I took him to the store and let him pick out 2 toothbrushes to get him more interested in brushing his own teeth. Being adaptablemeant giving him some choices so he felt more involved and motivated. Now he has 24 toothbrushes!
If your child is a picky eater, try giving them choices about what you buy at the grocery store for dinner. Let them pick if they want chicken or steak, for instance. Then, pick out a couple of good options and let them pick again. Now they have a vested interest in the meal. Finally, get them involved in making dinner, emphasizing that they helped to pick out the food that is being served for dinner. Take it a step further and work on creating a recipe together.
Build up the excitement when you want or need your child to do something. If you tell a bunch of 7 to 9-year-old children to do push-ups, for example, do you think they will be excited? Instead, if you give them options and motivated instructions, they will excel.
Do you think they would rather do just a few push-ups or would they do more if you told them that they would become “one of the most awesome and strong students in class!” by doing a few more? Chances are that they will choose to become awesome and strong. This type of intrinsic motivation excites them to make an extra effort.
Another form of adaptability through intrinsic motivation is compromising when responding to your child’s requests. If your child comes home from school and wants a treat, but you want him to wait for dinner first, they may throw a temper tantrum or get upset because they didn’t get their way.
Providing a compromise that doesn’t affect their appetite before dinner but allows them to get what they want keeps the situation in perspective. For example, let them know that they can have two gummy bears out of the bag now, and the rest after dinner. This is a way to adapt to their request and keeps within your rules about not eating snacks that will spoil their appetite for dinner.
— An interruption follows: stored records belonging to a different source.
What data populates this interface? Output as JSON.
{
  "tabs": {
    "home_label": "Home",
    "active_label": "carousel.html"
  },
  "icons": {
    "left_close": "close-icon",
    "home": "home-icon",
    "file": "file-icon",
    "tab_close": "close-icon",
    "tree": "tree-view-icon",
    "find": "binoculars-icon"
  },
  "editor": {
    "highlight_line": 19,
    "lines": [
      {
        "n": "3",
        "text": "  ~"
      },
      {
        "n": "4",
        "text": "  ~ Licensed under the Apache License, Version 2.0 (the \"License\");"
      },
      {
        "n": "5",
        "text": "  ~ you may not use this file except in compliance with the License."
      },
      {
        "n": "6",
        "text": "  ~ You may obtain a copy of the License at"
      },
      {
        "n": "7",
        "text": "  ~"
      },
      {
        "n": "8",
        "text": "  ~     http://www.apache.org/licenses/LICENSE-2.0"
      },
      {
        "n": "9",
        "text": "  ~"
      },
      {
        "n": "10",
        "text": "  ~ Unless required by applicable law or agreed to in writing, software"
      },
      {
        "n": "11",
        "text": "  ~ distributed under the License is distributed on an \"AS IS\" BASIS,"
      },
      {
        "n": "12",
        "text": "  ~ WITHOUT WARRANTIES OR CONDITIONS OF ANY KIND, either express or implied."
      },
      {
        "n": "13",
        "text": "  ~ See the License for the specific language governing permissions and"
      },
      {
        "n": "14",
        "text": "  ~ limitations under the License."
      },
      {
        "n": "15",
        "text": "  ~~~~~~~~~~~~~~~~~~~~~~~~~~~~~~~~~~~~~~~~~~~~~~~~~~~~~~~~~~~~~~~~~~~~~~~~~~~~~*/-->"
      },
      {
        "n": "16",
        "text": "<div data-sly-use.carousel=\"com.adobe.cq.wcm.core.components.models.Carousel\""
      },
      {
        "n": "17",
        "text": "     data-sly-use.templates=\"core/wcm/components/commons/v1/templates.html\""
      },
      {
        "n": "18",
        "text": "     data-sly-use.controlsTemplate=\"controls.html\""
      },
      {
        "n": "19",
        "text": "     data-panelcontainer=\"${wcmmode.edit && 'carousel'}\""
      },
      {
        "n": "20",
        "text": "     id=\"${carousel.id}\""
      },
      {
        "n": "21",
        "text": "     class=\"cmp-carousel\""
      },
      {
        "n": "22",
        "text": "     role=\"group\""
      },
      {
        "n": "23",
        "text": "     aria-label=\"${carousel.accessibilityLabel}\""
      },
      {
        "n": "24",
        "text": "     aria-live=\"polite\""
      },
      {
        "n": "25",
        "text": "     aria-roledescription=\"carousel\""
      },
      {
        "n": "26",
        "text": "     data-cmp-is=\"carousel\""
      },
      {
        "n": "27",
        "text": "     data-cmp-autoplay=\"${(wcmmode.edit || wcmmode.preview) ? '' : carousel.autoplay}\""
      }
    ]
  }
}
Sometimes you need to pull out the pain card! Kids like to see you suffer or pay the price in some way. You may use an extrinsic motivation such as, “If you can do this drill without any mistakes, I’ll do push-ups!” They want to see you suffer through the push-ups, and they will do whatever it takes to make you have to do them.
I use this concept with my son. If he starts to procrastinate just as we are headed out the door, I use healthy competition and extrinsic motivation to get him moving! I tell him that if he runs to the car faster than me, I’ll do ten jumping jacks. He wins the race every time because he really wants me to do the jumping jacks. Then, he counts everyone one of them off as I do them. Being an adaptable parent means using external motivationwhen necessary.
As you consider your level of adaptability today, ask yourself if you ever apply similar intrinsic or extrinsic motivation to your child. If not, consider adding them to your parenting tool kit. Your child’s behavior will change based on their mood, so the best way to parent is to adapt to their day as best as possible.